*** DATASET Section Begins ***

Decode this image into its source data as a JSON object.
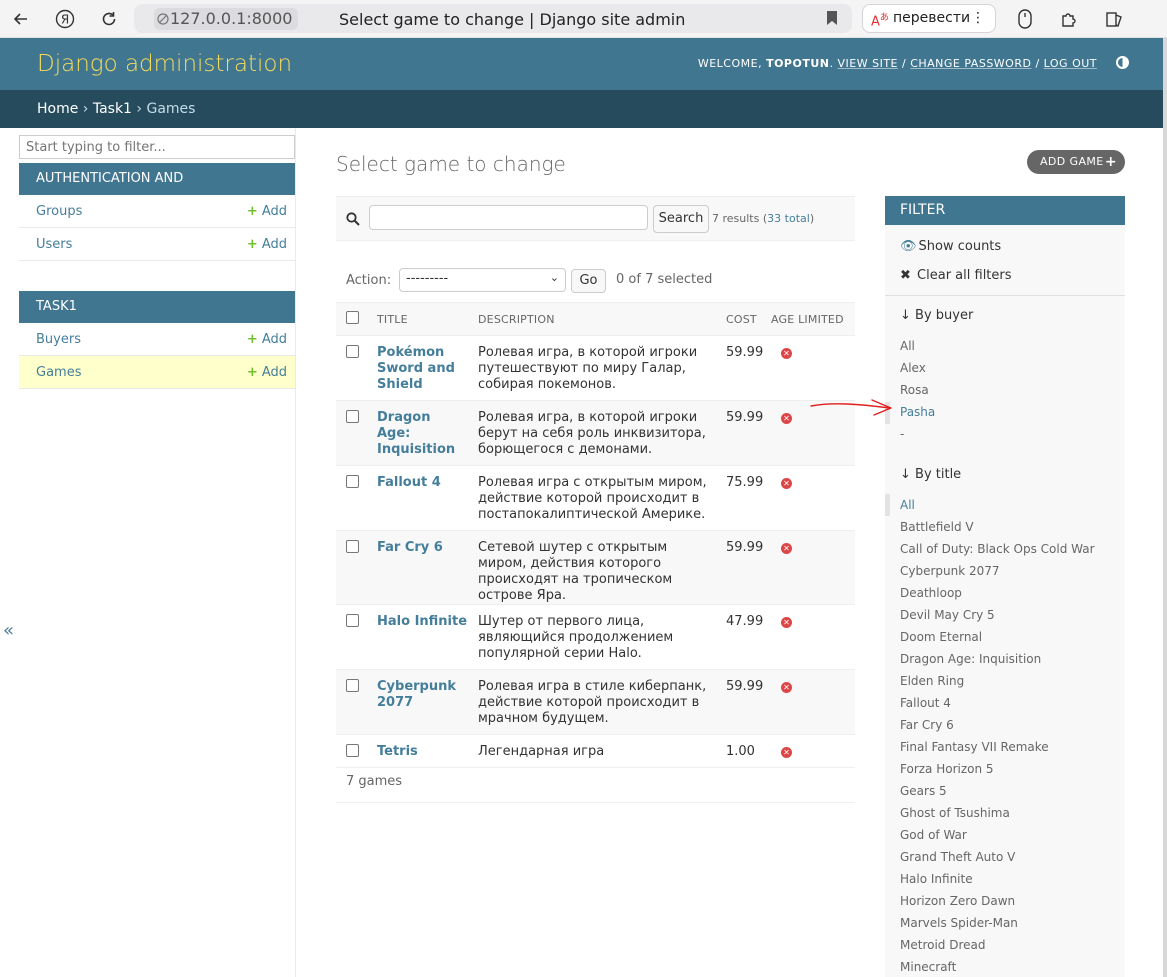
{
  "browser": {
    "url_host": "127.0.0.1:8000",
    "tab_title": "Select game to change | Django site admin",
    "translate_label": "перевести"
  },
  "header": {
    "branding": "Django administration",
    "welcome": "WELCOME,",
    "username": "TOPOTUN",
    "view_site": "VIEW SITE",
    "change_password": "CHANGE PASSWORD",
    "log_out": "LOG OUT"
  },
  "breadcrumbs": {
    "home": "Home",
    "app": "Task1",
    "current": "Games"
  },
  "sidebar": {
    "filter_placeholder": "Start typing to filter...",
    "modules": [
      {
        "caption": "AUTHENTICATION AND AUTHORIZATION",
        "models": [
          {
            "name": "Groups",
            "add": "Add"
          },
          {
            "name": "Users",
            "add": "Add"
          }
        ]
      },
      {
        "caption": "TASK1",
        "models": [
          {
            "name": "Buyers",
            "add": "Add"
          },
          {
            "name": "Games",
            "add": "Add"
          }
        ]
      }
    ],
    "collapse": "«"
  },
  "content": {
    "title": "Select game to change",
    "add_button": "ADD GAME",
    "search_button": "Search",
    "results": "7 results",
    "total": "33 total",
    "action_label": "Action:",
    "action_value": "---------",
    "go": "Go",
    "selected": "0 of 7 selected",
    "columns": [
      "TITLE",
      "DESCRIPTION",
      "COST",
      "AGE LIMITED"
    ],
    "rows": [
      {
        "title": "Pokémon Sword and Shield",
        "description": "Ролевая игра, в которой игроки путешествуют по миру Галар, собирая покемонов.",
        "cost": "59.99"
      },
      {
        "title": "Dragon Age: Inquisition",
        "description": "Ролевая игра, в которой игроки берут на себя роль инквизитора, борющегося с демонами.",
        "cost": "59.99"
      },
      {
        "title": "Fallout 4",
        "description": "Ролевая игра с открытым миром, действие которой происходит в постапокалиптической Америке.",
        "cost": "75.99"
      },
      {
        "title": "Far Cry 6",
        "description": "Сетевой шутер с открытым миром, действия которого происходят на тропическом острове Яра.",
        "cost": "59.99"
      },
      {
        "title": "Halo Infinite",
        "description": "Шутер от первого лица, являющийся продолжением популярной серии Halo.",
        "cost": "47.99"
      },
      {
        "title": "Cyberpunk 2077",
        "description": "Ролевая игра в стиле киберпанк, действие которой происходит в мрачном будущем.",
        "cost": "59.99"
      },
      {
        "title": "Tetris",
        "description": "Легендарная игра",
        "cost": "1.00"
      }
    ],
    "paginator": "7 games"
  },
  "filter": {
    "header": "FILTER",
    "show_counts": "Show counts",
    "clear_filters": "Clear all filters",
    "by_buyer": "↓ By buyer",
    "buyer_items": [
      "All",
      "Alex",
      "Rosa",
      "Pasha",
      "-"
    ],
    "by_title": "↓ By title",
    "title_items": [
      "All",
      "Battlefield V",
      "Call of Duty: Black Ops Cold War",
      "Cyberpunk 2077",
      "Deathloop",
      "Devil May Cry 5",
      "Doom Eternal",
      "Dragon Age: Inquisition",
      "Elden Ring",
      "Fallout 4",
      "Far Cry 6",
      "Final Fantasy VII Remake",
      "Forza Horizon 5",
      "Gears 5",
      "Ghost of Tsushima",
      "God of War",
      "Grand Theft Auto V",
      "Halo Infinite",
      "Horizon Zero Dawn",
      "Marvels Spider-Man",
      "Metroid Dread",
      "Minecraft"
    ]
  },
  "colors": {
    "header_bg": "#417690",
    "breadcrumb_bg": "#264b5d",
    "branding": "#f5dd5d",
    "link": "#447e9b",
    "add_plus": "#70bf2b",
    "no_icon": "#dd4646",
    "annotation_arrow": "#e02020"
  }
}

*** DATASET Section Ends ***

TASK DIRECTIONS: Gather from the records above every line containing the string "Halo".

SOLUTION:
        "title": "Halo Infinite",
        "description": "Шутер от первого лица, являющийся продолжением популярной серии Halo.",
      "Halo Infinite",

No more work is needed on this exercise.